A Look at Iran’s Afro-Iranian Community
Global News Centre
Submitted by Ace Knight
Like many other countries that border the Persian Gulf, Iran has communities of African origin living inside its border. While most Afro-Iranians are descendants of slaves brought to the country centuries ago, some Africans came to Iran in search of paid work as sailors. Afro-Iranians have their own distinct cultural and traditional practices, and mostly live in the Hormozgan province along the Persian Gulf, Sistan and Baluchestan along the Pakistan and Afghanistan borders, and Khuzestan province, abutting Iraq and the Gulf.
These Afro-Iranians are an important part of Iran’s rich tapestry of minority cultures and groups, but have largely been ignored both inside and outside the country.

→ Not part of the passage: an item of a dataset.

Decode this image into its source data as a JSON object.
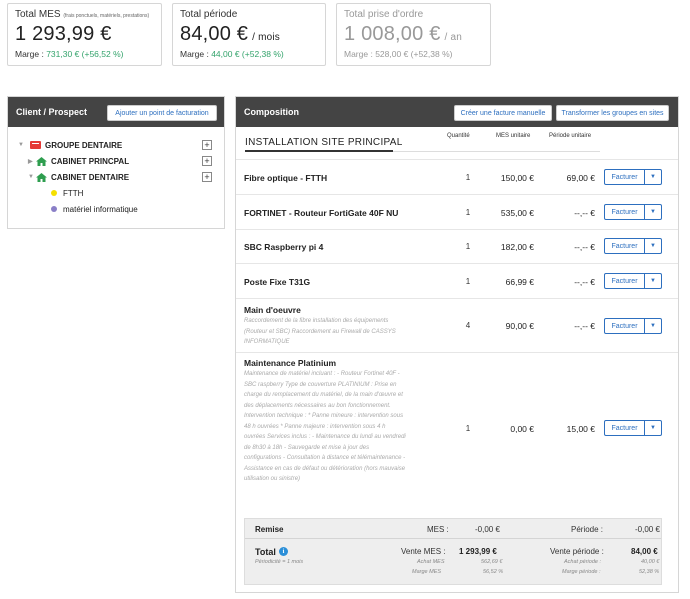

For example, in a video posted on YouTube, an Afro-Iranian man recounts his experience being pestered by surprised “white” Iranians about his “blackness.”
Writing about this video in Ajamm Media Collective, Beeta Baghoolizadeh explains:
Standing in the middle of a crowd, the man in this video relates his experiences with lighter-skinned Iranians in Tehran pestering him questions about his blackness. Because many are unfamiliar with Afro-Iranians, especially in more northern areas of Iran like Tehran, many quickly assume that people with darker skin are foreigners. These assumptions lead to much confusion with the so-called “foreigner” begins speaking Persian. In this man’s experience, people in Tehran stupefied by his Persian approached him and asked,
“Excuse me, sir? Excuse me? But why are you Black? Why are you Black?”
But, artists, filmmakers, and other cultural producers are starting to document the diversity and uniqueness of the Afro-Iranian community. In 2007, a documentary film, Afro-Iranian Lives, was released and examines:
[T]he history of the African slave trade as well as African cultural tradition in Iran, and pays particular attention to socio-economic activities, performances and rituals of the descendants of African slaves in rural and urban communities in the provinces of Sistan va Baluchistan, Hurmuzgan, and Khuzestan.
Now, Iranian-German, photographer, Mahdi Ehsaei, has released a photographic essay capturing Hormozgan’s Afro-Iranian community. As Ehsaei explains:
The Hormozgan province in the Persian Gulf is a traditional and historical region with a diverse and unexplored population. It is framed with unique landscapes and people with profound personalities. Iranians, who still have African blood in them and continue their African heritage with their clothing style, their music, their dance and their oral traditions and rituals.
The resulting portraits reveal new facets and unfamiliar faces, which are not typical for the common picture of Iran. They show details documenting the centuries-long history of this ethnic minority. A confrontation between the Persian culture and the, for Iran unusual, African consciousness.
Ehsaei plans to use his photos, a selection of which appear below with the photographer’s permission, to create a full-length book on the Afro-Iranian community.
Through striking visual efforts like these, confusion and ignorance about Iranians of African descent will hopefully become a thing of the past, both inside and outside Iran.
Ace Knight is a multi-talented freelance journalist who has been making videos professionally for on-line news, musicians, academics, and others for several years. He is also a student of comparative religion whose writings have been praised and reviewed by noted scholars in the field.
In addition to these accomplishments, he is also a composer and writer of songs, a couple of which are being used in one of the biggest parades in America.
Despite all of these achievements, he says that his most important goal is to serve humanity as embodied in his love for his family and the raising of his three sons.